- [Work order]
From the entries that follow, copy each line containing the word "Microsoft".

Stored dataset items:
..............................
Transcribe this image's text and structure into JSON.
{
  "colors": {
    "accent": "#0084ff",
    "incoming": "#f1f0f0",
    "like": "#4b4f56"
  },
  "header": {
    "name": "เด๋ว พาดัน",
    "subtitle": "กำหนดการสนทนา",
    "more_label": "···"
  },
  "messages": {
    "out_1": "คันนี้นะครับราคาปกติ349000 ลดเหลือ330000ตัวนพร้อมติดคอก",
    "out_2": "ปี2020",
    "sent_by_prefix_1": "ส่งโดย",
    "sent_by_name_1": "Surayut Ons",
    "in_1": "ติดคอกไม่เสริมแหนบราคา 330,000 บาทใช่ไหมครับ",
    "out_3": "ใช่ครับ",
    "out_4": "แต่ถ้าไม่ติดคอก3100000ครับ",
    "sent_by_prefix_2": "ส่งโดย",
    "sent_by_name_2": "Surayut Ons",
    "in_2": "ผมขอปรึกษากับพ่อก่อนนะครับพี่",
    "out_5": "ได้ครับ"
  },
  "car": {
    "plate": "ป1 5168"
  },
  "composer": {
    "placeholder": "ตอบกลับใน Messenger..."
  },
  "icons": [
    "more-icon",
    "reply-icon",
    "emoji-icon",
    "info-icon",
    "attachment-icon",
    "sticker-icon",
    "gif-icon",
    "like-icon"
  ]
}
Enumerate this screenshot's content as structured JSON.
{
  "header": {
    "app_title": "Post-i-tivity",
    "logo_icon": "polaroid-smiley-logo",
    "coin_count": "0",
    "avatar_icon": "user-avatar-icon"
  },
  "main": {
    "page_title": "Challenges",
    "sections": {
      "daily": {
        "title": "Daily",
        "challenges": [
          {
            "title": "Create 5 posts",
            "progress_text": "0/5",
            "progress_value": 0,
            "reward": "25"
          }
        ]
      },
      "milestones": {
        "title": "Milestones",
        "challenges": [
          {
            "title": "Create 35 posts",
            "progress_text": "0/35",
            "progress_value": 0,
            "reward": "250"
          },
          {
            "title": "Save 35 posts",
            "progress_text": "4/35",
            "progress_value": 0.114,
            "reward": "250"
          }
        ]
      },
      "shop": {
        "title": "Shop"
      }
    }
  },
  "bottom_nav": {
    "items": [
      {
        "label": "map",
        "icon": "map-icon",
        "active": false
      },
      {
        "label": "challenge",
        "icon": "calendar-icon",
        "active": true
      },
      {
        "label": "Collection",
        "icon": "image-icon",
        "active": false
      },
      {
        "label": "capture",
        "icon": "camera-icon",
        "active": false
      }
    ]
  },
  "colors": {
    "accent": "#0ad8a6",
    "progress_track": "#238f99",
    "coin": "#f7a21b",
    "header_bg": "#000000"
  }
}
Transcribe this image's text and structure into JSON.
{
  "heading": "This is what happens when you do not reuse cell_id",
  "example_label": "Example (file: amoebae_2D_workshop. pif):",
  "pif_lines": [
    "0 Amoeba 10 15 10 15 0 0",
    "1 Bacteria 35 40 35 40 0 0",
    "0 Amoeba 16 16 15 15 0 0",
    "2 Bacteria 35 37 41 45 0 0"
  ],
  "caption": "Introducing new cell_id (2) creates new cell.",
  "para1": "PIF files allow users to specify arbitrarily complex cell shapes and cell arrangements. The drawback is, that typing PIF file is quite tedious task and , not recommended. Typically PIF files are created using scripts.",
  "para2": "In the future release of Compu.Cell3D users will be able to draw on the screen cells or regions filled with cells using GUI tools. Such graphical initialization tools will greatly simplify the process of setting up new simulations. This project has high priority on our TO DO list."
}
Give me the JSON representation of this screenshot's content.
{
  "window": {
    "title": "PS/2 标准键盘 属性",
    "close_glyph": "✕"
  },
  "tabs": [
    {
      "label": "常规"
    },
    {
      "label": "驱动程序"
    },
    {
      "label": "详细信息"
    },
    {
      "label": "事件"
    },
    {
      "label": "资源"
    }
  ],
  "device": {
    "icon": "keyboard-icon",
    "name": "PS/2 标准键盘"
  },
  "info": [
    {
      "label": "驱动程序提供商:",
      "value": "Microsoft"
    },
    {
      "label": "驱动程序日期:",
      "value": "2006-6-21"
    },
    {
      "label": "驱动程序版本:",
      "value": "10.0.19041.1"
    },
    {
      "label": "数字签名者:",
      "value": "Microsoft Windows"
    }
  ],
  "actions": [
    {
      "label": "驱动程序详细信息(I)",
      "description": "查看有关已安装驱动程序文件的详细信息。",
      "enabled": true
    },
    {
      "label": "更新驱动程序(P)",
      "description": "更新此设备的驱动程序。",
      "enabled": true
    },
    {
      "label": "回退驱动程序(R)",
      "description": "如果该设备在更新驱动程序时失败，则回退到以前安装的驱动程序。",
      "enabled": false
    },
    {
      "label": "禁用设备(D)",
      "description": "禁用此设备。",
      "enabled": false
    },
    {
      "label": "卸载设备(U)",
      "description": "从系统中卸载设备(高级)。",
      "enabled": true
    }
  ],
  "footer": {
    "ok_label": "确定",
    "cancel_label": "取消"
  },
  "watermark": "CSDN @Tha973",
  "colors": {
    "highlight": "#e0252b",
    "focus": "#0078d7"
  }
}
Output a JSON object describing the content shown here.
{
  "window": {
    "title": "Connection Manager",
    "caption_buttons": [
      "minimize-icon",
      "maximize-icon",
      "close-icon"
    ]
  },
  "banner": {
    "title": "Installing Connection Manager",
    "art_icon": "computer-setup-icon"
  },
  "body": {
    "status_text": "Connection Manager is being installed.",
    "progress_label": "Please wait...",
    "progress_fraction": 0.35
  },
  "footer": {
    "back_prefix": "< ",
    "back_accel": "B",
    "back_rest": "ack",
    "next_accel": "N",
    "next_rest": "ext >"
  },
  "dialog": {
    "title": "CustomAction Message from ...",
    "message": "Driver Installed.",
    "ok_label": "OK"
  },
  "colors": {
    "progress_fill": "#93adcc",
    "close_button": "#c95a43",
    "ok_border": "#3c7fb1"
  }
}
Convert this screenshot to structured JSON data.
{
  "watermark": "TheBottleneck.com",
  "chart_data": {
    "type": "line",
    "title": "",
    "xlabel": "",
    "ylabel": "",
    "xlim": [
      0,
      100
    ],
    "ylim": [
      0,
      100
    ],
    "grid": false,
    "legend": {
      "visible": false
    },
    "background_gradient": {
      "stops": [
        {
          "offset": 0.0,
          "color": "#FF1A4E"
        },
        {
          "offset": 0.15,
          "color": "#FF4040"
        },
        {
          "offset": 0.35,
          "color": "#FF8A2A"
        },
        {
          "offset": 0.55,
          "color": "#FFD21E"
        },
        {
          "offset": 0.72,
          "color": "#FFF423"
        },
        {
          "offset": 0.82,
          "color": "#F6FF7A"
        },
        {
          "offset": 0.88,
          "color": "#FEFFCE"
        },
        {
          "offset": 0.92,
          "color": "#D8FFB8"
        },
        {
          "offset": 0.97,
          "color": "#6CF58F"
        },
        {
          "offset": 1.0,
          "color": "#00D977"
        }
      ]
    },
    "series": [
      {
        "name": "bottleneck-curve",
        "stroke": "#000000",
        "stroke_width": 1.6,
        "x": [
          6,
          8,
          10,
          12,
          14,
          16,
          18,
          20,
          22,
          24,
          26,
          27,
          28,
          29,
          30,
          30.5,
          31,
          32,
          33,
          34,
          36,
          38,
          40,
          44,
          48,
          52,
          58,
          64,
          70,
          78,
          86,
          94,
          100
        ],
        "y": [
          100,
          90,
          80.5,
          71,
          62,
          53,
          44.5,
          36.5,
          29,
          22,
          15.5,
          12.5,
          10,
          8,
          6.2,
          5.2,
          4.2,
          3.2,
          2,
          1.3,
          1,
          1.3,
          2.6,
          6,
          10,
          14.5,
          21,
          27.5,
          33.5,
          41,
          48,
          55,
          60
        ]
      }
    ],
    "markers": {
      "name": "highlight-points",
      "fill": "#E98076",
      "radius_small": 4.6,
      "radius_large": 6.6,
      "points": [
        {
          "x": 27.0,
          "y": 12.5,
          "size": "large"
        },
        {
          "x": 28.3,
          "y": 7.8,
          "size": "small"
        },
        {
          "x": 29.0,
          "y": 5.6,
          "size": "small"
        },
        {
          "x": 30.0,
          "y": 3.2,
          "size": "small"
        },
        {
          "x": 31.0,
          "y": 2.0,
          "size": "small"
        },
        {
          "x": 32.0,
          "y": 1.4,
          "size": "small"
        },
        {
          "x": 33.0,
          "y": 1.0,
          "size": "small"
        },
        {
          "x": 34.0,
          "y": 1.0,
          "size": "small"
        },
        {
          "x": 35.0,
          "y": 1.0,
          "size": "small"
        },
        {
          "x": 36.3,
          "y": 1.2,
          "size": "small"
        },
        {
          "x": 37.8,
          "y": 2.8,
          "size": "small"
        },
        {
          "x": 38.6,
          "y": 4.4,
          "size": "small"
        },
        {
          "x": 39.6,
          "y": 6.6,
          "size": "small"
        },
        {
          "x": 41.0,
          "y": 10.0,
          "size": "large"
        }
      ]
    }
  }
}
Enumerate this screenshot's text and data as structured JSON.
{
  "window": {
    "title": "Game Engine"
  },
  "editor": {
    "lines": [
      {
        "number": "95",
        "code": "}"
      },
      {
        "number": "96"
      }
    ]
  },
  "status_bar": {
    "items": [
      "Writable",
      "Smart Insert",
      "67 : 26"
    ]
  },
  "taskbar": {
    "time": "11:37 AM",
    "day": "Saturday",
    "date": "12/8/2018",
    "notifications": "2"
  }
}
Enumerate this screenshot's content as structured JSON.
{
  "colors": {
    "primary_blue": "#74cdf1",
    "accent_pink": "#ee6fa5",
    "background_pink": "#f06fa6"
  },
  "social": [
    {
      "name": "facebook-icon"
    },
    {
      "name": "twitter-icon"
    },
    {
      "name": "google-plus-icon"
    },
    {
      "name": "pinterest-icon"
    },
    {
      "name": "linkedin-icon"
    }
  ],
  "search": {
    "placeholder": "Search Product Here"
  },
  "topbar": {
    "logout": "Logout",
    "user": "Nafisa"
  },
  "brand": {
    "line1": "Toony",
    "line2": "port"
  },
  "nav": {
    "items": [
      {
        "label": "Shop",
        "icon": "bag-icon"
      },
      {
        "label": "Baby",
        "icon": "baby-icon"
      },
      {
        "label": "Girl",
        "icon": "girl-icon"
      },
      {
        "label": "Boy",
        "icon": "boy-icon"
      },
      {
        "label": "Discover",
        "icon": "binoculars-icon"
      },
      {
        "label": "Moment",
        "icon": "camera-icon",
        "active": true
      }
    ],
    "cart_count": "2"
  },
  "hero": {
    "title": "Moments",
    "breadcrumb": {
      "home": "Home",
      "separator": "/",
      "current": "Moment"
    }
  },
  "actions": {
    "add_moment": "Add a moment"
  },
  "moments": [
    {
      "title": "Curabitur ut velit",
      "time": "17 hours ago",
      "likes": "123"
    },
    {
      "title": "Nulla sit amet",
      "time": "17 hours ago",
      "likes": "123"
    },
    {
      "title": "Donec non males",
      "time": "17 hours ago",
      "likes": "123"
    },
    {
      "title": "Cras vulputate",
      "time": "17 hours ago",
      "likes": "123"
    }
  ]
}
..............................
- [Completed task]
      "value": "Microsoft"
      "value": "Microsoft Windows"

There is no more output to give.